|International Classification||B01J37/04, C10G11/05, C10G11/04|
|Cooperative Classification||C10G11/04, C10G11/05, B01J37/04|
|European Classification||C10G11/04, B01J37/04, C10G11/05|
|May 6, 1982||AS||Assignment|
Owner name: GULF RESEARCH & DEVELOPMENT COMPANY, PITTSBURGH, P
Free format text: ASSIGNMENT OF ASSIGNORS INTEREST.;ASSIGNORS:OCCELLI, MARIO L;KENNEDY, JAMES V;REEL/FRAME:003994/0306
Effective date: 19820429
|Apr 16, 1985||CC||Certificate of correction|
|May 5, 1986||AS||Assignment|
Owner name: CHEVRON RESEARCH COMPANY, SAN FRANCISCO, CA. A COR
Free format text: ASSIGNMENT OF ASSIGNORS INTEREST.;ASSIGNOR:GULF RESEARCH AND DEVELOPMENT COMPANY, A CORP. OF DE.;REEL/FRAME:004610/0801
Effective date: 19860423
Owner name: CHEVRON RESEARCH COMPANY, SAN FRANCISCO, CA. A COR
Free format text: ASSIGNMENT OF ASSIGNORS INTEREST;ASSIGNOR:GULF RESEARCH AND DEVELOPMENT COMPANY, A CORP. OF DE.;REEL/FRAME:004610/0801
Effective date: 19860423
|Dec 28, 1987||FPAY||Fee payment|
Year of fee payment: 4
|Jan 28, 1992||FPAY||Fee payment|

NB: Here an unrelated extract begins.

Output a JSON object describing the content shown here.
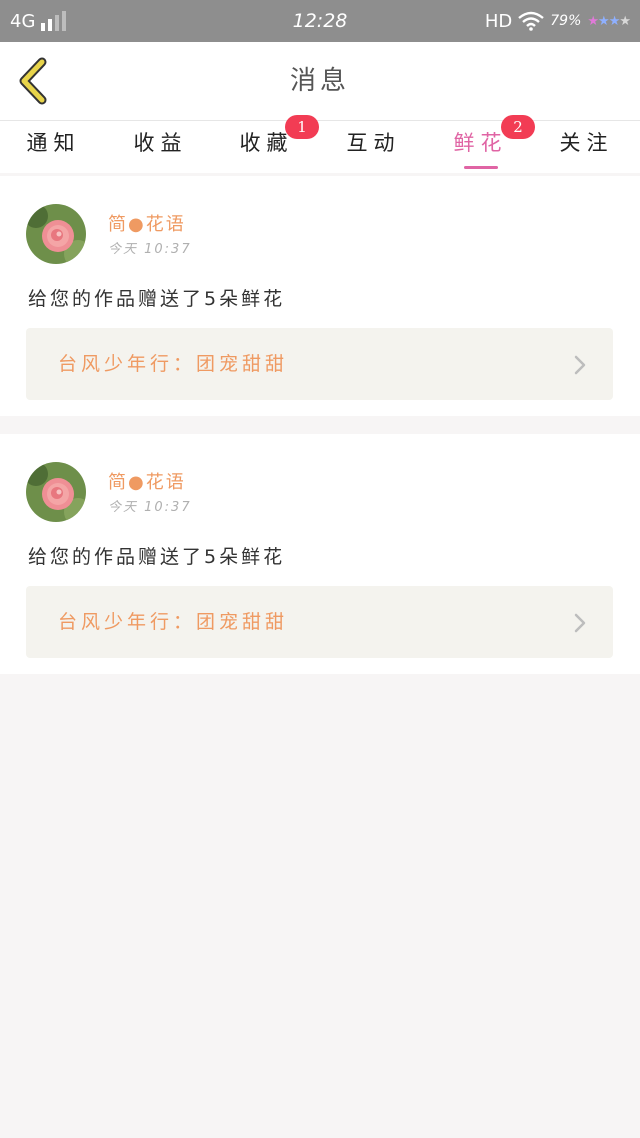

Year of fee payment: 8
|Jan 19, 1996||FPAY||Fee payment|
Year of fee payment: 12